Wherever the string "this" turns up in the data, copy the whole line.

- DATASET ENTRIES -

○ ○ ○ ○ ○

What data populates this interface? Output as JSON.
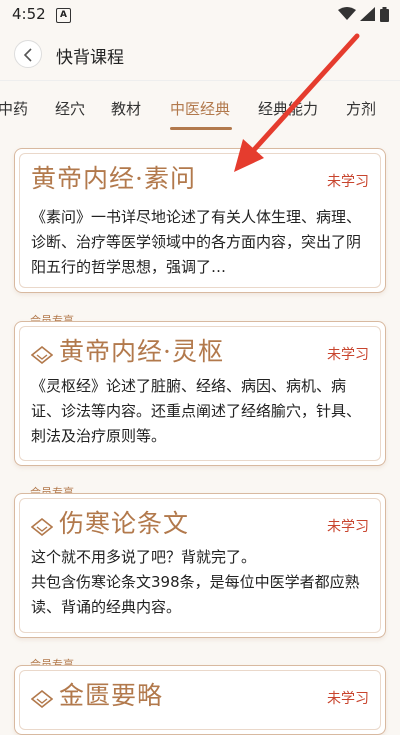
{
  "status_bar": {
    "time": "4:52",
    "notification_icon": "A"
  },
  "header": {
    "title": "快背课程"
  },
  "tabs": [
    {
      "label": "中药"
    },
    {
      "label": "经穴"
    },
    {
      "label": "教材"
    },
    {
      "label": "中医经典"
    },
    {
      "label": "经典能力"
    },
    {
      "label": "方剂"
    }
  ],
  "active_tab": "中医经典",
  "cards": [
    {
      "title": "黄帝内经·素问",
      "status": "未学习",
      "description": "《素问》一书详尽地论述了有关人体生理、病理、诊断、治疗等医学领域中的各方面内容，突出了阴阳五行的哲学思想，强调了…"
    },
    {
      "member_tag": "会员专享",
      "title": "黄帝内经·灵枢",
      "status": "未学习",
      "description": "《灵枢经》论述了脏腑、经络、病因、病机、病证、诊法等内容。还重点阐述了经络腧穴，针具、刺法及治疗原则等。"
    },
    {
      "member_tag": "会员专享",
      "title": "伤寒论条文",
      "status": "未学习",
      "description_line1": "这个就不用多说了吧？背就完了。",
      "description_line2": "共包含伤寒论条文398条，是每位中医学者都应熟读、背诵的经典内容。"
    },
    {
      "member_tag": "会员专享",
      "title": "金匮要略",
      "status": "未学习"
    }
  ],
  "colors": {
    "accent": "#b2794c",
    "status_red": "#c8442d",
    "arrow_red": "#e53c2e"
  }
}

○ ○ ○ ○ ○

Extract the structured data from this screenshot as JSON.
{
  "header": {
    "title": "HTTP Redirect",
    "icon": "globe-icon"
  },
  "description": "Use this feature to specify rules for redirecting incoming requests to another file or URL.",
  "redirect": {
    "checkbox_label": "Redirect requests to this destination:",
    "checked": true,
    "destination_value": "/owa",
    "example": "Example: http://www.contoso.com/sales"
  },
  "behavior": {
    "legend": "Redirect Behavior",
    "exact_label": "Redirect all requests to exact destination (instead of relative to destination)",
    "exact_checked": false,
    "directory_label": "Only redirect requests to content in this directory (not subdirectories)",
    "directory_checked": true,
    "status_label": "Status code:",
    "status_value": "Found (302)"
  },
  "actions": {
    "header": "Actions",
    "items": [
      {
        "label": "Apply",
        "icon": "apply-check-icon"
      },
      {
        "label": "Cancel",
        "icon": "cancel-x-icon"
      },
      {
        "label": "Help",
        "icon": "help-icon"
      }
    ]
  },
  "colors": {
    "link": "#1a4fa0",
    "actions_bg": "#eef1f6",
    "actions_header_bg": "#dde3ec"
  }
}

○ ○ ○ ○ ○

- EXERCISE RESULT -
What data populates this interface? Output as JSON.
Extract the structured data from this screenshot as JSON.
  "description": "Use this feature to specify rules for redirecting incoming requests to another file or URL.",
    "checkbox_label": "Redirect requests to this destination:",
    "directory_label": "Only redirect requests to content in this directory (not subdirectories)",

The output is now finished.